In fact, how the music industry has progressed can be compared to the gaming industry and its parallel emergence of “Free to Play” games as an alternative towards the traditional “Purchase to Play” pricing format. Demonstrated by early pioneers such as Riot Games’ “League of Legends”, lowering the potential user’s barrier of entry (especially kids who do not possess their own discretionary income to purchase games) led to a larger potential market, and easier conversion at lower cost.
Moreover, much like other social systems like a Facebook or a Twitter, it was integral to scale the platform in order to leverage the network effects as a community based game. The ecosystem is self-reinforcing in the sense that the more people join, the more interactive the platform which enhances the user experience, thus reducing churn and improving customer lifetime value (LTV).
After establishing a formidable base platform, revenue opportunities were unlocked through selling virtual clothing called skins – which contrasted to merchandise in music is even more lucrative considering gaming skins can be made and sold at near zero marginal cost digitally. This same model has been more recently featured in blockbuster games such as Fortnite or Counterstrike.
And this phenomenon is not limited to a niche cohort of “gamers”, as gaming has found a place among the mass market given a common distribution infrastructure in our smartphones. The large majority of App Store games are free to play, with revenue sources generated from advertising space and item/level upgrades. Think your mom who only allowed you to game on the weekends now hypocritically spending her commuting and waiting time playing Candy Crush. While it is true that mobile gaming caters to a lower spend per customer demographic, it is more than compensated by insanely high volumes that mobile gaming now dominates the gaming industry. Illustrative of this, in 2020, SP Global reported mobile gaming contributing the lions share at 57% of overall revenues for $100 billion, with consoles at $0l.61 billion and PC at $34.12 billion.
Victor Yan is the Vice-President of Publications for UNIT – University of Melbourne, specializing in financial investments and economic policy.

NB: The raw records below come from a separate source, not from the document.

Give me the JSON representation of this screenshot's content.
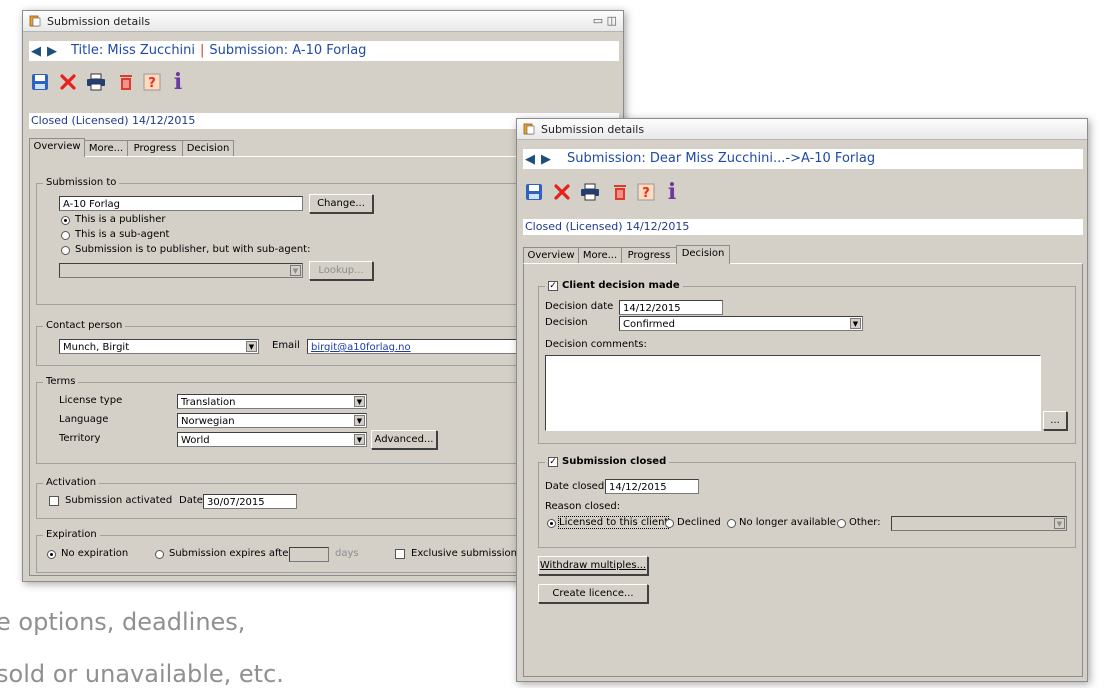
{
  "caption": {
    "line1": "e options, deadlines,",
    "line2": "sold or unavailable, etc."
  },
  "colors": {
    "accent": "#1e4aa8",
    "separator": "#d43a2a",
    "window_bg": "#d4d0c8"
  },
  "window1": {
    "title": "Submission details",
    "header": {
      "title_part": "Title: Miss Zucchini",
      "separator": "|",
      "submission_part": "Submission: A-10 Forlag"
    },
    "toolbar_icons": [
      "save-icon",
      "delete-icon",
      "print-icon",
      "trash-icon",
      "help-icon",
      "info-icon"
    ],
    "info_glyph": "i",
    "help_glyph": "?",
    "status": "Closed (Licensed) 14/12/2015",
    "tabs": [
      "Overview",
      "More...",
      "Progress",
      "Decision"
    ],
    "active_tab": "Overview",
    "submission_to": {
      "legend": "Submission to",
      "value": "A-10 Forlag",
      "change_button": "Change...",
      "options": [
        "This is a publisher",
        "This is a sub-agent",
        "Submission is to publisher, but with sub-agent:"
      ],
      "selected_option": 0,
      "lookup_button": "Lookup..."
    },
    "contact": {
      "legend": "Contact person",
      "person": "Munch, Birgit",
      "email_label": "Email",
      "email": "birgit@a10forlag.no"
    },
    "terms": {
      "legend": "Terms",
      "license_type_label": "License type",
      "license_type": "Translation",
      "language_label": "Language",
      "language": "Norwegian",
      "territory_label": "Territory",
      "territory": "World",
      "advanced_button": "Advanced..."
    },
    "activation": {
      "legend": "Activation",
      "checkbox_label": "Submission activated",
      "date_label": "Date",
      "date": "30/07/2015"
    },
    "expiration": {
      "legend": "Expiration",
      "no_expiration": "No expiration",
      "expires_after": "Submission expires after:",
      "days": "days",
      "exclusive": "Exclusive submission (\"op"
    }
  },
  "window2": {
    "title": "Submission details",
    "header": {
      "text": "Submission: Dear Miss Zucchini...->A-10 Forlag"
    },
    "status": "Closed (Licensed) 14/12/2015",
    "tabs": [
      "Overview",
      "More...",
      "Progress",
      "Decision"
    ],
    "active_tab": "Decision",
    "client_decision": {
      "legend": "Client decision made",
      "checked": true,
      "decision_date_label": "Decision date",
      "decision_date": "14/12/2015",
      "decision_label": "Decision",
      "decision": "Confirmed",
      "comments_label": "Decision comments:",
      "ellipsis_button": "..."
    },
    "submission_closed": {
      "legend": "Submission closed",
      "checked": true,
      "date_closed_label": "Date closed",
      "date_closed": "14/12/2015",
      "reason_label": "Reason closed:",
      "reasons": [
        "Licensed to this client",
        "Declined",
        "No longer available",
        "Other:"
      ],
      "selected_reason": 0
    },
    "withdraw_button": "Withdraw multiples...",
    "create_licence_button": "Create licence..."
  }
}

Netflix: League of Legends Origins
SP Global: https://www.spglobal.com/marketintelligence/en/news-insights/blog/global-console-mobile-and-pc-gaming-drives-175b-in-content-revenue-in-2020
Disclaimer: The views expressed in this article are solely that of the author’s, and do not necessarily reflect the position of UNIT nor the University of Melbourne. The advice given is general in nature and does not consider an individual’s personal financial circumstance. Transacting off this information is done so at one’s own risk, and individuals are encouraged to consult a finance professional before making investment decisions based off of this article.